Storage lockers and solar-powered USB charging connections are available at the biker/hiker camp.
Along the Coquille River, people know this park for its great crabbing and fishing opportunities.
Address: Bullards Beach Rd, Bandon, OR 97411
Read: Camping In Maine
Best Places To Visit Near Oklahoma
The Tulsa Zoo (which has a special Children’s Zoo and petting area), the Tulsa Aquarium, and the interesting Tulsa Air and Space Museum and Planetarium are just a few of the best family activities in the state.
The prestigious Philbrook Museum of Art, the Gilcrease Museum (which has a good collection of western American art), 108 Contemporary, and the bustling galleries of the Brady Arts District will make it difficult for art aficionados to choose between them.

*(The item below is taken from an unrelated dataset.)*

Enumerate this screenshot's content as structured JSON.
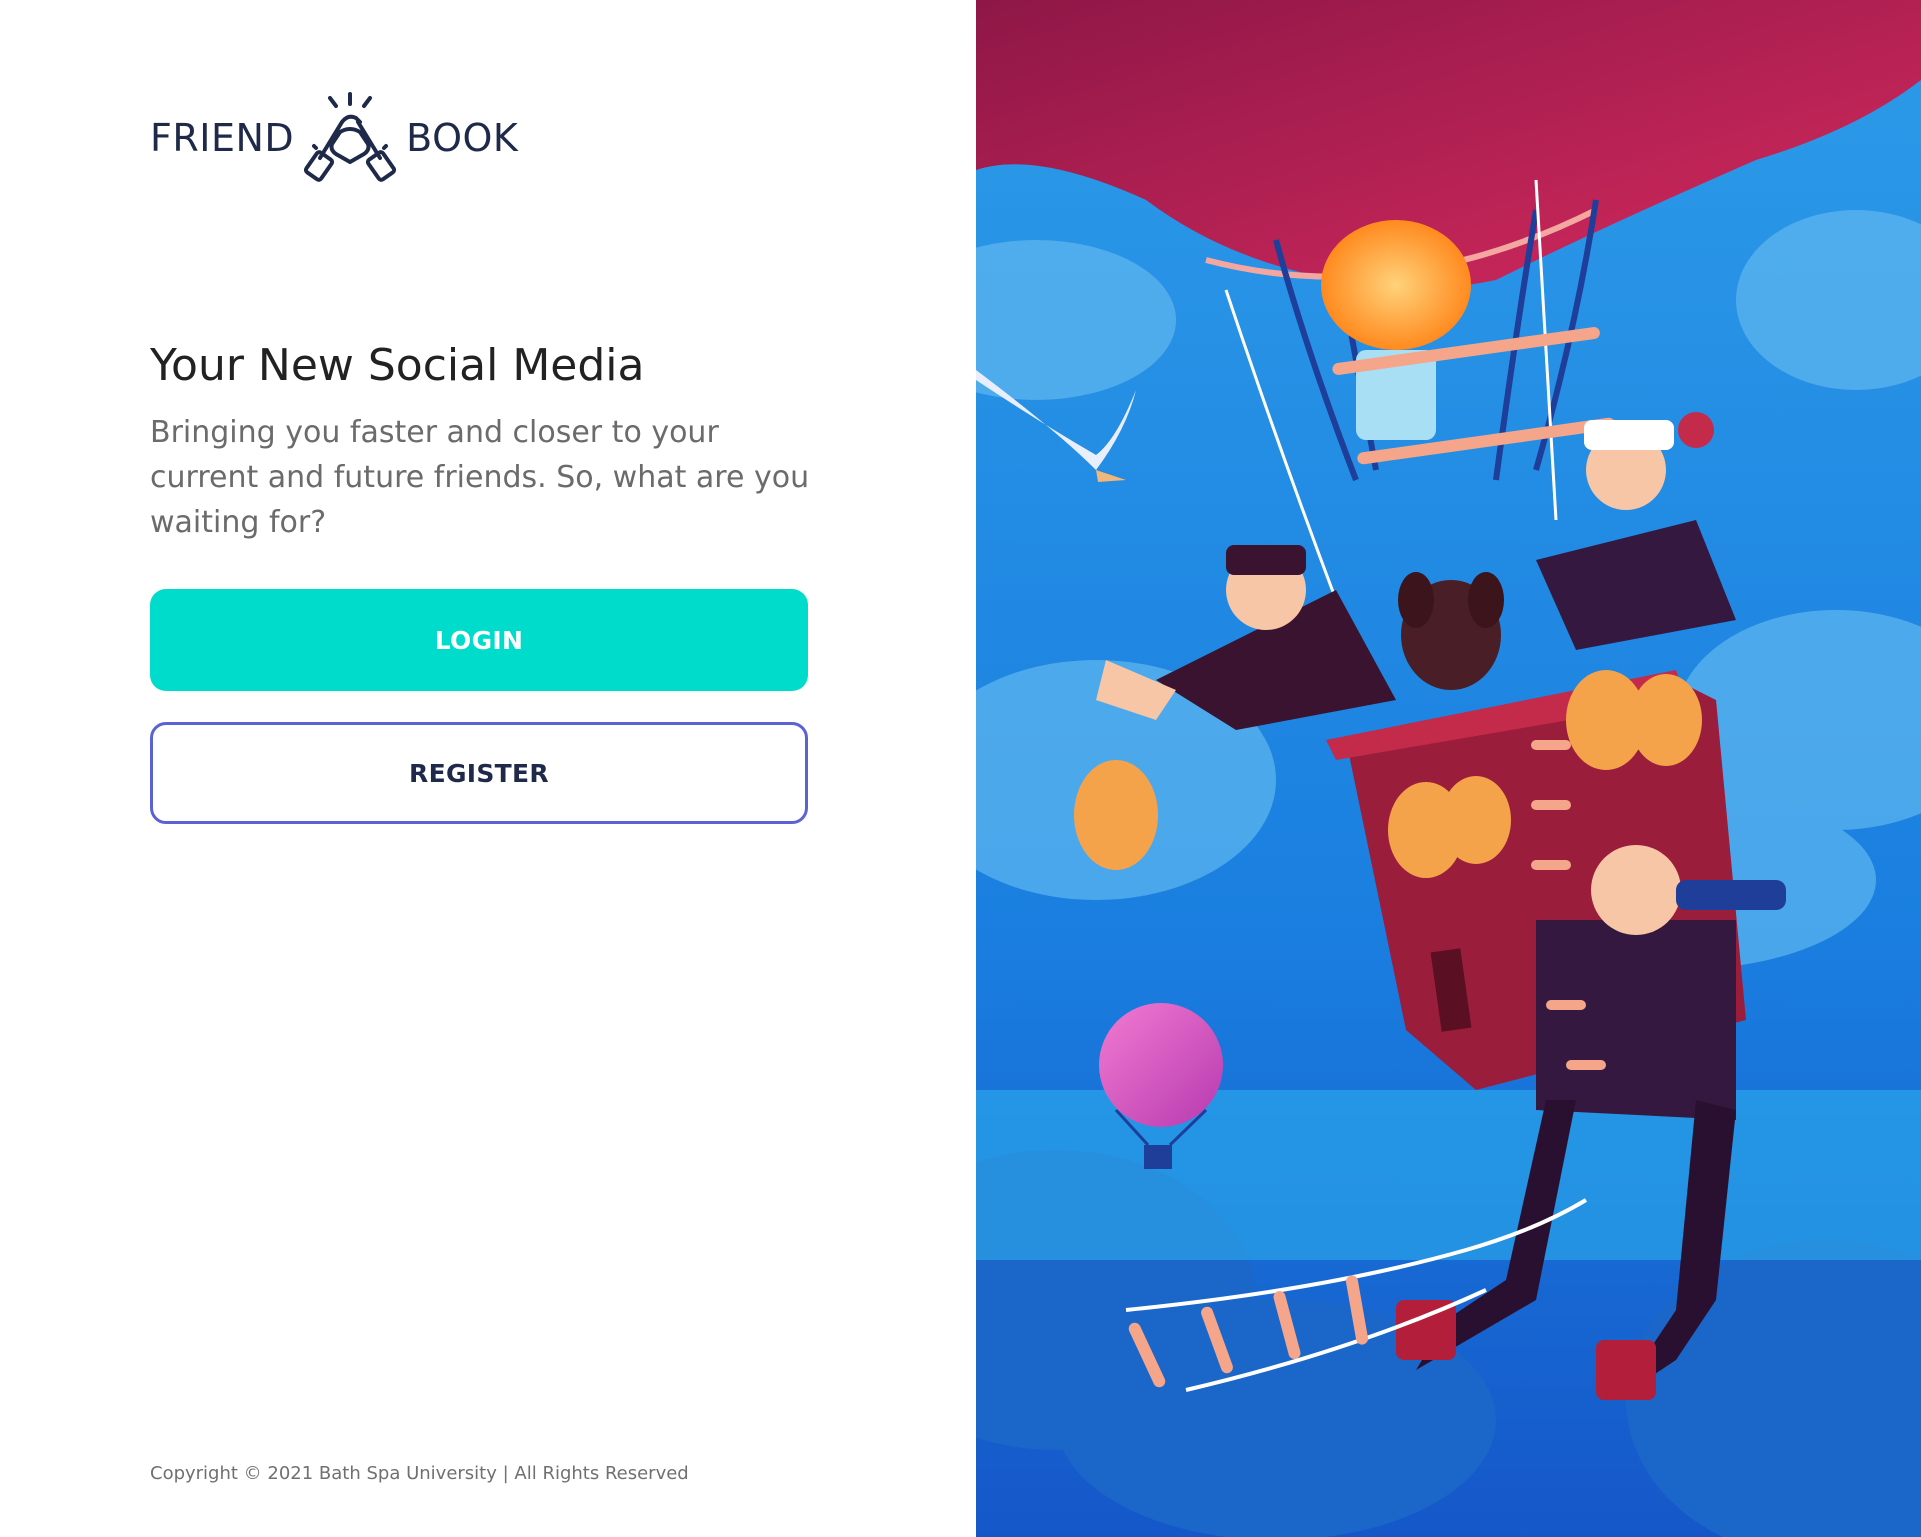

Hike or bike around 26 miles of trails in the Tulsa River Parks or the Turkey Mountain Urban Wilderness Area for some outdoor enjoyment.
Garden and wildlife enthusiasts will appreciate a stroll around Woodward Park’s stunning gardens.
Historical monuments, gorgeous landscapes, and wide-open areas allow wildlife to roam freely in their native habitat, making Lawton a Unique getaway location.
The Museum of the Great Plains may help you brush up on your Oklahoma history, and then you can visit Fort Still, an operating army fort that dates back to 1869.
All nature enthusiasts should visit the Wichita Mountains Wildlife Refuge, where they may witness free-range buffalo, longhorn cattle, elk, and deer and participate in a variety of recreational activities such as hiking, mountain biking, rock climbing, and rappelling.
At the McMahon Memorial Auditorium, you may see a variety of live theater shows or learn about local culture at the Comanche National Museum and Cultural Center.
Checklist Before Camping In Oklahoma
Any seasoned tent camper understands that preparation is the key to a good camping vacation.
Take time to be organized with this checklist before heading out with your coolers and sleeping bags.
Campers must remember to carry all of the essentials with them in order to enjoy the great outdoors truly: Materials for shelter and bedding, clothes and hygiene, food and drink, amusement, and outdoor leisure.
- Ground cloth or tarp
- Sleeping bag
- Sleeping pad or cot
- Tennis shoes or hiking boots
- Camp stove w/ propane
- Kindling/Firestarter logs
Read: Camping In Alaska
Read: Camping in Big Sur
Can you camp on public land in Oklahoma?
The finest sites to boondock in Oklahoma are on public property. Many are amenable to dispersed camping, notwithstanding their limitations. You can only camp at approved dispersed sites if you’re going to a fishing area. These camping spots may be found all around Oklahoma, generally far from large towns.
Is it dangerous to camp in Oklahoma?
If you are not out in the wild or are in a weird place, it is not dangerous to camp in Oklahoma as it is relatively a safe state in general.
Can you camp for free in Oklahoma?
If you are not camping on public property or found a private campground that offers camping for free, you must pay upfront for camping in Oklahoma. That is why you have to be a little bit careful when choosing your campground if you are looking for a free campground in Oklahoma.
Shefali Jain is a Content Writer & Editor at USWorkforce.org
After completing her graduation in hospitality, Shefali decided to follow her passion and started writing. Shefali has been writing for two years now and contributes to our website as a skilled editor and content writer with strong research skills. Writing product and service reviews, biographies, and book reviews are some of her key areas, among many others in which she specializes. In her time at the organization, she has written and edited content on a range of topics, including employment law, human resources, and business management.